Washington, DC – Today, Chairman Camp (R-MI), Ranking Member Levin (D-MI), Trade Subcommittee Chairman Brady (R-TX), and Trade Subcommittee Ranking Member McDermott (D-WA) introduced legislation to ensure that the Department of Commerce can continue to apply countervailing duty law to non-market economies (NME), such as China. This legislation overturns the decision of the Court of Appeals for the Federal Circuit in GPX v. United States and preserves the validity of the countervailing duty proceedings against imports from China and Vietnam, beginning in 2006. The legislation also addresses an adverse World Trade Organization (WTO) finding that there may be “double remedies” in situations where countervailing duties are applied to NME exports at the same time that antidumping duties calculated using the so-called “surrogate value” methodology are applied to the exports.
Senate Finance Chairman Max Baucus (D-MT) and Senator John Thune (R-SD) will introduce companion legislation today in the Senate.

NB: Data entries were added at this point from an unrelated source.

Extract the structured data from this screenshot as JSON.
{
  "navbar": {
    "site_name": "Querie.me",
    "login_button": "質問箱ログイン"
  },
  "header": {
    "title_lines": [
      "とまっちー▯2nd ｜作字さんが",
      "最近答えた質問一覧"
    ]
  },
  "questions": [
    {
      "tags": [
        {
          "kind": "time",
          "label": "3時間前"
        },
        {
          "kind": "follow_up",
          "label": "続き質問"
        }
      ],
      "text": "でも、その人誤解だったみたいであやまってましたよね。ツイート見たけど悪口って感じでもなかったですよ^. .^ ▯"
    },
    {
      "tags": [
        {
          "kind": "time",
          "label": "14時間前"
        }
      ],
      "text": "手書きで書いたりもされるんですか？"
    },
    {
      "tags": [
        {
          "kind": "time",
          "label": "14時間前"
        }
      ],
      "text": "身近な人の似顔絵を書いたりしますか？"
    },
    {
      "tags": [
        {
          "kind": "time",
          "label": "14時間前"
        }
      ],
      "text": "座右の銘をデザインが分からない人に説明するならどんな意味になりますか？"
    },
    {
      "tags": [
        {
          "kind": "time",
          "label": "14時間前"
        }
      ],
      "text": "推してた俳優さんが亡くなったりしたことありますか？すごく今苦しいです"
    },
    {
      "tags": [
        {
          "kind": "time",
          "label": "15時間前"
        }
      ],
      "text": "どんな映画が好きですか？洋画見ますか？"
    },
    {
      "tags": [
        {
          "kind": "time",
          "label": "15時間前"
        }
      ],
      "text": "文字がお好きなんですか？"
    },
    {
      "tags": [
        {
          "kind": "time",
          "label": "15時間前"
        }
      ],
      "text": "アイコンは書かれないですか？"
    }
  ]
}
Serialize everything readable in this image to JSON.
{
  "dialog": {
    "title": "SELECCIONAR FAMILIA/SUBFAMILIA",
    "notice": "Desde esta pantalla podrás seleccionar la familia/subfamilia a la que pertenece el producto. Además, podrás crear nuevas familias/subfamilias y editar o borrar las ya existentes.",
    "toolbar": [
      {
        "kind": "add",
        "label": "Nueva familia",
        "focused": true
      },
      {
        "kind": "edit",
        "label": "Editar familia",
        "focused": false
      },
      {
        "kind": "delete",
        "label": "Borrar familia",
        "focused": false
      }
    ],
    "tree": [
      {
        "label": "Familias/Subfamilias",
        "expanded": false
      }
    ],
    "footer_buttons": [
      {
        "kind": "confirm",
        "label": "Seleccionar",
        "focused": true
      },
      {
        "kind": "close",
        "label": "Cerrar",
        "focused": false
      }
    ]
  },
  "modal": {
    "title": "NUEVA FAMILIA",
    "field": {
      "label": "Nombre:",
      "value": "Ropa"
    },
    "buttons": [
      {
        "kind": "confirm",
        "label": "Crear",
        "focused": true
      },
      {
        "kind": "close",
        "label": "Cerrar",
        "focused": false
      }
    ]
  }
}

Chairman Camp stated: “This legislation preserves our ability to fight unfair subsidies granted by countries like China that injure our industries, cost U.S. jobs, and distort the market. This targeted legislation does so by reaffirming that our countervailing duty laws apply to unfairly subsidized imports from non-market economies like China. In addition, the legislation brings the United States into compliance with its WTO obligations by addressing potential ‘double remedies.’ Finally, the legislation satisfies the three tests I set forth last month: it is narrowly tailored; it ensures that U.S. application of its countervailing duty laws complies with its WTO obligations; and I expect that it will be able to pass the House and Senate without complications.”
Ranking Member Levin commented: “This is vital legislation for tens of thousands of American workers who would have had the rug pulled out from under them by the Court of Appeals decision. These workers and their companies have had to face unfair Chinese and Vietnamese subsidies, suffering significant injury as a result and it is critical they get the relief to which they are entitled. I commend the Obama administration for the urgency with which it has worked to help reach a resolution to this matter. This legislation, while critically important, simply returns to the Administration tools previously available. It provides no new tools to stop China from creating unfair advantages for its producers or forcing American companies to move to China in order to do business in that market. Congress must not use this step as an excuse to forgo future action on those fronts.”
Trade Subcommittee Chairman Brady said: “I strongly support this WTO-consistent legislation because it restores free market principles by allowing us to address unfair subsidies that China uses to distort the market. We can’t give China a free pass. We owe it to America’s job creators and workers to make sure we have the tools at our disposal to offset such unfair trade practices and allow the market to work properly.”
Trade Subcommittee Ranking Member McDermott added: “American companies and American workers are depending on us to ensure that Commerce has the tools that it needs to respond to unfair subsidies from countries like China. With this bill, we will be able to show them that, when we work together, we can come through. The same spirit of bipartisanship should be brought to the host of other trade issues that are awaiting action, including action to preserve critical elements of the African Growth and Opportunity Act. We cannot afford to let those issues languish.”